Instructions to follow: Go through the lines below and tally those containing the string "MinBy". Respond with the number only.
----------------
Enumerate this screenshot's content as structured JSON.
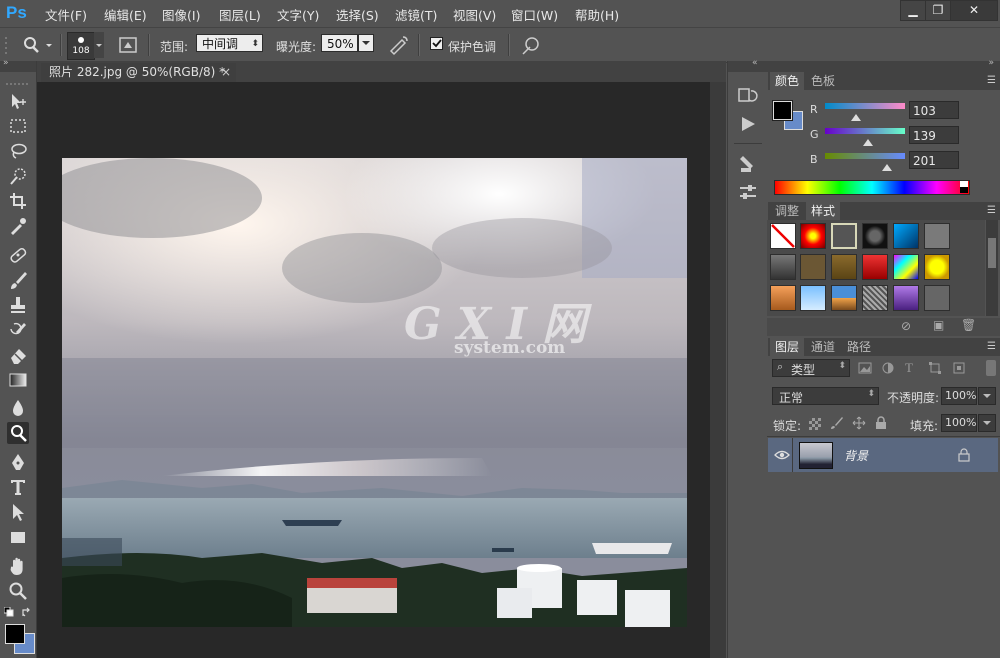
{
  "app": {
    "logo": "Ps"
  },
  "menu": [
    "文件(F)",
    "编辑(E)",
    "图像(I)",
    "图层(L)",
    "文字(Y)",
    "选择(S)",
    "滤镜(T)",
    "视图(V)",
    "窗口(W)",
    "帮助(H)"
  ],
  "window_controls": {
    "minimize": "▁",
    "restore": "❐",
    "close": "✕"
  },
  "options": {
    "brush_size": "108",
    "range_label": "范围:",
    "range_value": "中间调",
    "exposure_label": "曝光度:",
    "exposure_value": "50%",
    "protect_tones_label": "保护色调",
    "protect_tones_checked": true
  },
  "document": {
    "tab_title": "照片 282.jpg @ 50%(RGB/8) *",
    "close": "×",
    "watermark_main": "G X I 网",
    "watermark_sub": "system.com"
  },
  "color_panel": {
    "tabs": [
      "颜色",
      "色板"
    ],
    "active_tab": "颜色",
    "r_label": "R",
    "g_label": "G",
    "b_label": "B",
    "r": "103",
    "g": "139",
    "b": "201",
    "foreground": "#000000",
    "background": "#678bc9"
  },
  "styles_panel": {
    "tabs": [
      "调整",
      "样式"
    ],
    "active_tab": "样式"
  },
  "layers_panel": {
    "tabs": [
      "图层",
      "通道",
      "路径"
    ],
    "active_tab": "图层",
    "filter_kind": "类型",
    "blend_mode": "正常",
    "opacity_label": "不透明度:",
    "opacity_value": "100%",
    "lock_label": "锁定:",
    "fill_label": "填充:",
    "fill_value": "100%",
    "layers": [
      {
        "name": "背景",
        "visible": true,
        "locked": true
      }
    ]
  }
}
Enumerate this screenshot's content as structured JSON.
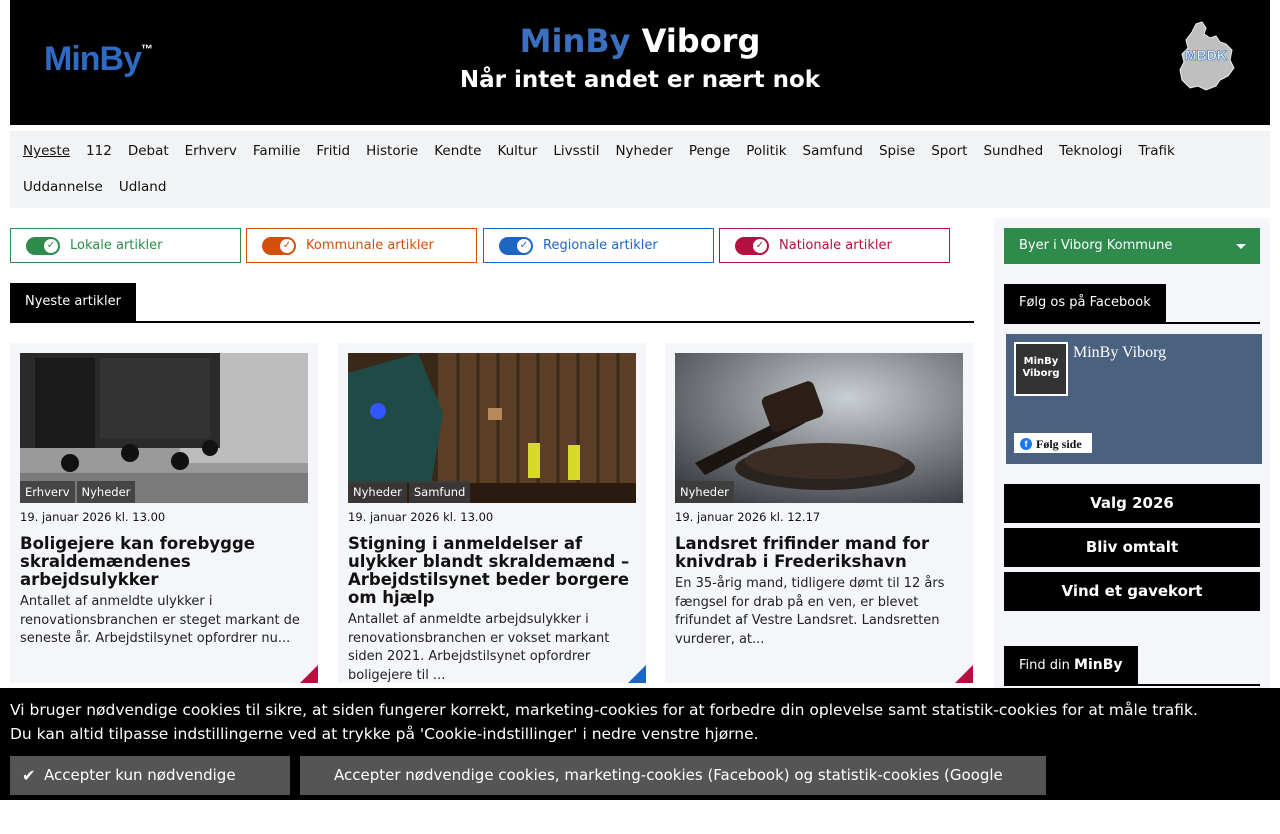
{
  "header": {
    "logo_min": "MinBy",
    "logo_by": "",
    "logo_tm": "™",
    "title_brand": "MinBy",
    "title_city": "Viborg",
    "tagline": "Når intet andet er nært nok",
    "mbdk_label": "MBDK"
  },
  "nav": {
    "items": [
      "Nyeste",
      "112",
      "Debat",
      "Erhverv",
      "Familie",
      "Fritid",
      "Historie",
      "Kendte",
      "Kultur",
      "Livsstil",
      "Nyheder",
      "Penge",
      "Politik",
      "Samfund",
      "Spise",
      "Sport",
      "Sundhed",
      "Teknologi",
      "Trafik",
      "Uddannelse",
      "Udland"
    ]
  },
  "filters": {
    "local": "Lokale artikler",
    "municipal": "Kommunale artikler",
    "regional": "Regionale artikler",
    "national": "Nationale artikler"
  },
  "section": {
    "tab_label": "Nyeste artikler"
  },
  "articles": [
    {
      "tags": [
        "Erhverv",
        "Nyheder"
      ],
      "date": "19. januar 2026 kl. 13.00",
      "title": "Boligejere kan forebygge skraldemændenes arbejdsulykker",
      "excerpt": "Antallet af anmeldte ulykker i renovationsbranchen er steget markant de seneste år. Arbejdstilsynet opfordrer nu...",
      "corner_color": "#b5103f"
    },
    {
      "tags": [
        "Nyheder",
        "Samfund"
      ],
      "date": "19. januar 2026 kl. 13.00",
      "title": "Stigning i anmeldelser af ulykker blandt skraldemænd – Arbejdstilsynet beder borgere om hjælp",
      "excerpt": "Antallet af anmeldte arbejdsulykker i renovationsbranchen er vokset markant siden 2021. Arbejdstilsynet opfordrer boligejere til ...",
      "corner_color": "#1e66c4"
    },
    {
      "tags": [
        "Nyheder"
      ],
      "date": "19. januar 2026 kl. 12.17",
      "title": "Landsret frifinder mand for knivdrab i Frederikshavn",
      "excerpt": "En 35-årig mand, tidligere dømt til 12 års fængsel for drab på en ven, er blevet frifundet af Vestre Landsret. Landsretten vurderer, at...",
      "corner_color": "#b5103f"
    }
  ],
  "sidebar": {
    "dropdown_label": "Byer i Viborg Kommune",
    "facebook_tab": "Følg os på Facebook",
    "fb_page_name": "MinBy Viborg",
    "fb_logo_line1": "MinBy",
    "fb_logo_line2": "Viborg",
    "fb_follow": "Følg side",
    "buttons": [
      "Valg 2026",
      "Bliv omtalt",
      "Vind et gavekort"
    ],
    "find_prefix": "Find din ",
    "find_brand": "MinBy"
  },
  "cookie": {
    "line1": "Vi bruger nødvendige cookies til sikre, at siden fungerer korrekt, marketing-cookies for at forbedre din oplevelse samt statistik-cookies for at måle trafik.",
    "line2": "Du kan altid tilpasse indstillingerne ved at trykke på 'Cookie-indstillinger' i nedre venstre hjørne.",
    "btn_necessary": "Accepter kun nødvendige cookies",
    "btn_all": "Accepter nødvendige cookies, marketing-cookies (Facebook) og statistik-cookies (Google Analytics)"
  },
  "colors": {
    "local": "#2e8b4b",
    "municipal": "#d34f0b",
    "regional": "#1e66c4",
    "national": "#b5103f"
  }
}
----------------
Response to the exercise: 5